The AWC conference had much to offer.  I attended workshops by Chris Roerden, award-winning author of Don’t Sabotage Your Submission, Insider Information from a Career Editor and its original version Don’t Murder Your Mystery, 24 Fiction-Writing Techniques to Save Your Manuscript from Turning Up D.O.A., who taught me more about the impression a submission needs to make on the First Reader of a literary agency or publishing house and gave useful tips on “when to tell and how to show”; Jim Minick, poet and author of the memoir The Blueberry Years, about one of the mid-Atlantic’s first pick-your-own, certified-organic blueberry farms, who offered instruction on “Playing With Time:  How Prose Writers Manipulate Time” (helpful for all those flashbacks in HEIR TO THE LAMP when I fill-in the reader about a bit of back-story); and Rabbi Rami Shapiro, award-winning author, poet, essayist, educator and Director of The Writers’ Loft at Middle Tennessee State University, who’s workshop “What Would Jesus Tweet:  The Power of Writing Short” and presentation on his latest project “Thou Hast Mail” were hysterical and my very favorites.
I also met many delightful fellow attendees.  Two new friends, Joan Hazel and Patricia Weaver, won awards for short stories they submitted for the conference contests.  There were newspaper columnists, poets, and orators sprinkled in among the various fantasy, mystery, memoir, and literary writers, all at different stages in their writing careers.  It wasn’t until the end of the day on Saturday that I finally met up with the other children’s/YA writers, though.  They were a great group and I’m so glad to have met them.  I’ll be sure to seek out those peers earlier next time.

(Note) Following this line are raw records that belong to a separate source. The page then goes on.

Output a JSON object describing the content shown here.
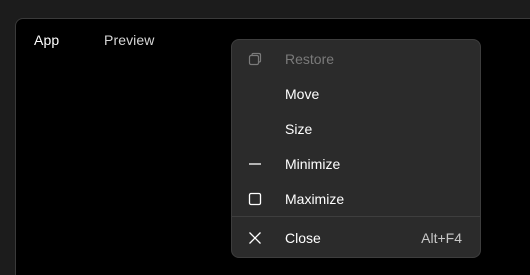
{
  "titlebar": {
    "tabs": [
      {
        "label": "App"
      },
      {
        "label": "Preview"
      }
    ]
  },
  "system_menu": {
    "items": [
      {
        "label": "Restore",
        "icon": "restore-icon",
        "enabled": false,
        "shortcut": ""
      },
      {
        "label": "Move",
        "icon": "",
        "enabled": true,
        "shortcut": ""
      },
      {
        "label": "Size",
        "icon": "",
        "enabled": true,
        "shortcut": ""
      },
      {
        "label": "Minimize",
        "icon": "minimize-icon",
        "enabled": true,
        "shortcut": ""
      },
      {
        "label": "Maximize",
        "icon": "maximize-icon",
        "enabled": true,
        "shortcut": ""
      },
      {
        "label": "Close",
        "icon": "close-icon",
        "enabled": true,
        "shortcut": "Alt+F4"
      }
    ]
  },
  "colors": {
    "window_bg": "#000000",
    "menu_bg": "#2b2b2b",
    "text": "#ffffff",
    "disabled_text": "#7a7a7a"
  }
}
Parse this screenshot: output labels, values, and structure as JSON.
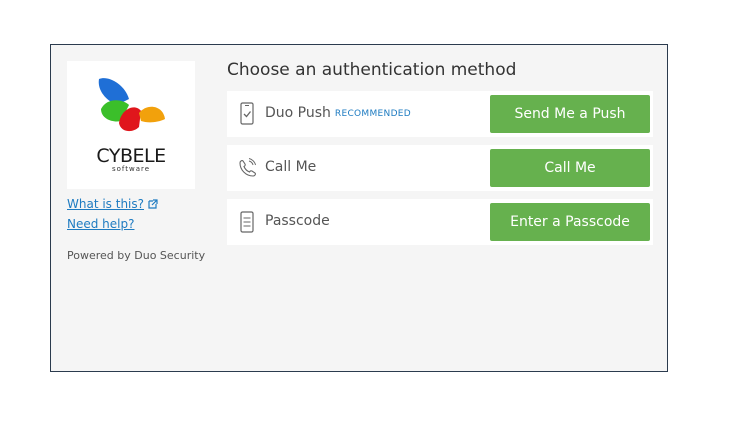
{
  "sidebar": {
    "logo_text": "CYBELE",
    "logo_sub": "software",
    "what_is_this": "What is this?",
    "need_help": "Need help?",
    "powered_by": "Powered by Duo Security"
  },
  "main": {
    "heading": "Choose an authentication method",
    "methods": [
      {
        "label": "Duo Push",
        "badge": "RECOMMENDED",
        "button": "Send Me a Push",
        "icon": "phone-push-icon"
      },
      {
        "label": "Call Me",
        "badge": "",
        "button": "Call Me",
        "icon": "phone-call-icon"
      },
      {
        "label": "Passcode",
        "badge": "",
        "button": "Enter a Passcode",
        "icon": "passcode-icon"
      }
    ]
  },
  "colors": {
    "button_green": "#66b14e",
    "link_blue": "#1e7bc1",
    "panel_bg": "#f5f5f5",
    "border": "#2b3b4e"
  }
}
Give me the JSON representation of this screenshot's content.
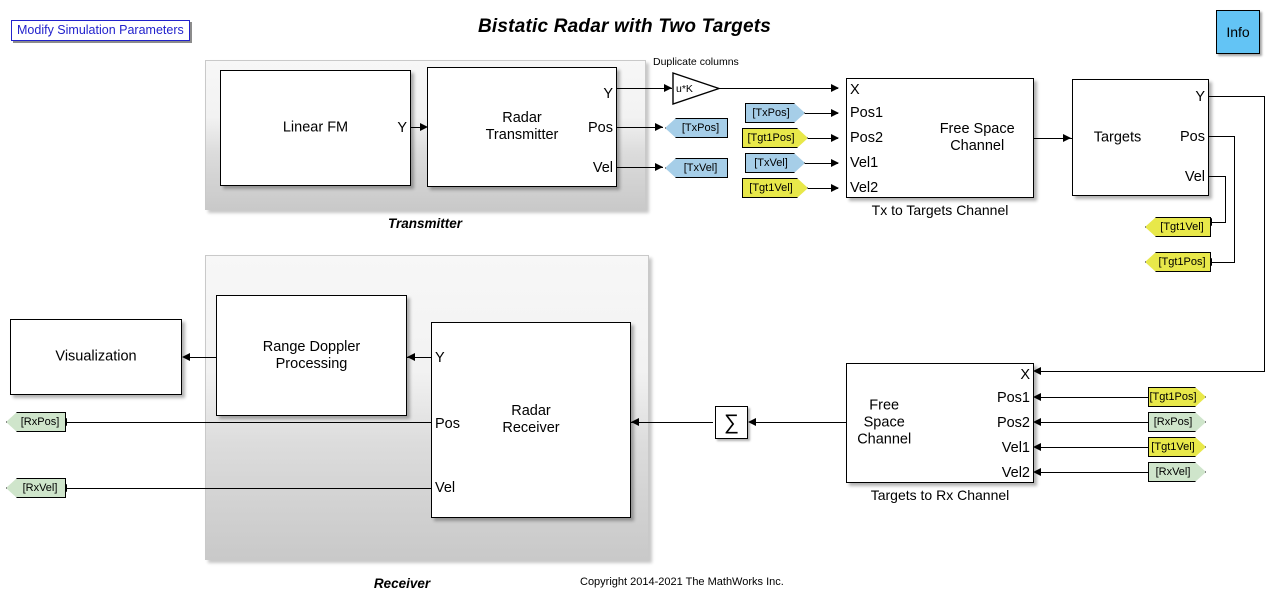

The highlight of my experience was the open-mic event Saturday night, when I read a few pages from my new project.  I’m calling the piece JUST LIKE MY FATHER SAID, but I’m pretty positive I won’t be keeping the title.  It’s a fictionalized story about my mother and her siblings, who lost their father the summer of 1968 when they were very young.  After their father’s death, their mother got a job for the first time and hired a housekeeper to look after them and their home while she struggled to adjust to life as a young widow.  I’ve known my whole life about the circumstances surrounding my grandfather’s death and how that event impacted my grandmother, mother, aunt and uncle.  What I only learned recently, however, was that they were shepherded through this exceptionally painful time in their lives by their housekeeper, a black woman named Queen Esther Crumb.  After getting over the initial shock of having never been told of Queen Esther, my mind was crowded with thoughts of her and I practically hummed with urgency to write the story that brought her into my family history.  I read a few pages of my first draft to a room of fellow writers and got a warm response.  Sue Walker, Poet Laureate of Alabama, even stopped by my seat afterwards to tell me how much she enjoyed what I’d read.  It’s quite different from The Genie Chronicles, but it will have an element of fantasy and I have high hopes for it.  I also had the pleasure of hearing others read some of their work.  My personal favorite was a piece called Spilled Milk by Stephen R. Edmondson. 
If I had the budget to do so, I’d attend a writers’ conference somewhere every weekend.  My first experience was the most fun, useful, constructive, motivating and encouraging I’ve had as a writer so far, and I’m already looking forward to the next.